So find a good multiple line agent, or one good Life Agent coupled with a good P&C Agent, that that should help narrow down some of your hassles. Hopefully! You could go to one doctor for all your needs, but do you really want your gynecologist performing your brain surgery? They won’t be thrilled with doing it.
Be well!...read more
02-07-2009by Colleen King
Last weekend I was at a seminar and met a lovely woman named Lisa, who owns a PR firm and is getting married soon. We were talking about our businesses, I told her about my blog and that I was looking for questions. She had a question about Life Insurance.
She wanted to know what changes she might need to make on her existing life insurance policy. Here are some things you need to consider:
Changing the beneficiary. Depending on what you had the policy for before, you will probably want to change the beneficiary to your new spouse. If you had kids from a prior marriage/relationship, and the policy was intended to take care of them, you need to either keep them as beneficiary (depending on their age) or whomever would be the guardian if something happened to you.

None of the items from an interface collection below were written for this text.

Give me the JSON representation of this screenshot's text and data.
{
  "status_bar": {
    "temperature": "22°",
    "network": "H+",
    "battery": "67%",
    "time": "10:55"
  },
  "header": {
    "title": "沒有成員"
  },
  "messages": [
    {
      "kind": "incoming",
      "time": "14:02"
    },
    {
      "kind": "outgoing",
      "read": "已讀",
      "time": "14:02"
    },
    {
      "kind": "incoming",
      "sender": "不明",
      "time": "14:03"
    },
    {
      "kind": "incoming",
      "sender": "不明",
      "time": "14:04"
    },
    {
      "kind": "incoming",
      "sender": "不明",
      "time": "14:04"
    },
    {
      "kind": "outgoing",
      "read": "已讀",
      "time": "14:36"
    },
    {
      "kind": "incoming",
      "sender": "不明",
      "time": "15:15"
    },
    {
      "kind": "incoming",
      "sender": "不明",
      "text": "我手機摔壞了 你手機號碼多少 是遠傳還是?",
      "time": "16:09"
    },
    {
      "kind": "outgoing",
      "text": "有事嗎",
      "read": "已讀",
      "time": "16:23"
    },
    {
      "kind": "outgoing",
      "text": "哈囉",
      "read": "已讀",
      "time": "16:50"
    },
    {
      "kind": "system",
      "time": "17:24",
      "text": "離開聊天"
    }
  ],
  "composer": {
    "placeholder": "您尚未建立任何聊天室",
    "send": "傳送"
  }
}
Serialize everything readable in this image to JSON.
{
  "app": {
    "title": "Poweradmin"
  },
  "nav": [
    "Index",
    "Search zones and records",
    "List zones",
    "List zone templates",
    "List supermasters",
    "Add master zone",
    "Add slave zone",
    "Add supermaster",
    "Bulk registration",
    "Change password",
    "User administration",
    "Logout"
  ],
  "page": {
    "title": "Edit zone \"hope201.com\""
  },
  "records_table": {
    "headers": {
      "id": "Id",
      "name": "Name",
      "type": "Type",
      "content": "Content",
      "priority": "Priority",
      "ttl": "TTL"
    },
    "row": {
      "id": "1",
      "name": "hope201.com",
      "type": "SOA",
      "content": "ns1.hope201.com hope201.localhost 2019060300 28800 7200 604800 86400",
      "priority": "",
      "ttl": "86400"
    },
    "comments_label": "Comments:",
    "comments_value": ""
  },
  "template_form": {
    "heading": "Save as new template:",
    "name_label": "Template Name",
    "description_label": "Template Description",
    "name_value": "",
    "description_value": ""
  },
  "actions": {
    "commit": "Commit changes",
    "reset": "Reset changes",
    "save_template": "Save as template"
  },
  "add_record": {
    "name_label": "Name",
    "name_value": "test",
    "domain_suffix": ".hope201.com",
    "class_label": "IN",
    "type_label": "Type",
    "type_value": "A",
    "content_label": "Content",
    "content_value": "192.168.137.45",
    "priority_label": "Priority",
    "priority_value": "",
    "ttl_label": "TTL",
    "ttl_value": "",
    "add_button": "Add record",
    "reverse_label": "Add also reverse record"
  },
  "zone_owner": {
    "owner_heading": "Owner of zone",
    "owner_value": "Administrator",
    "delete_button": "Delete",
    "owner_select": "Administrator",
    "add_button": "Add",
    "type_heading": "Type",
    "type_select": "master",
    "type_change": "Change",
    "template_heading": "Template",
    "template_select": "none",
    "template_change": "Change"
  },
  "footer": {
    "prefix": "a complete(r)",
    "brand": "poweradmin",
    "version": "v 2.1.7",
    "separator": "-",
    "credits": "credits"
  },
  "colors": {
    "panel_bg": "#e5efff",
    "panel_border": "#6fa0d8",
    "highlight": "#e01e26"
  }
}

Do you need more coverage? If your policy was intended to take care of you and your assets, reassess where you stand now financially. If you are buying a bigger house, or moving into theirs and the expenses are going up, you might need more coverage. Depending on cost and your health situation, you might do a whole new policy or just add a second to what you already have.
If your needs have decreased, lots of people forget to re-evaluate their life insurance coverage. You might be able to lower your costs with a new policy for a lower face value.
If your policy was covering business needs, and those have changed, you might be able to make the business and your spouse co-beneficiaries and eliminate the need for buying new coverage.
So in short, add up the annual cost of keeping your honey’s life style at the same level it is now, figure out what your financial contribution to that is, and look into the cost of a new policy. Life insurance in general is for income replacement, so see what is affordable without making you “insurance poor.” For help, call your friendly local insurance agent.
Be Well!...read more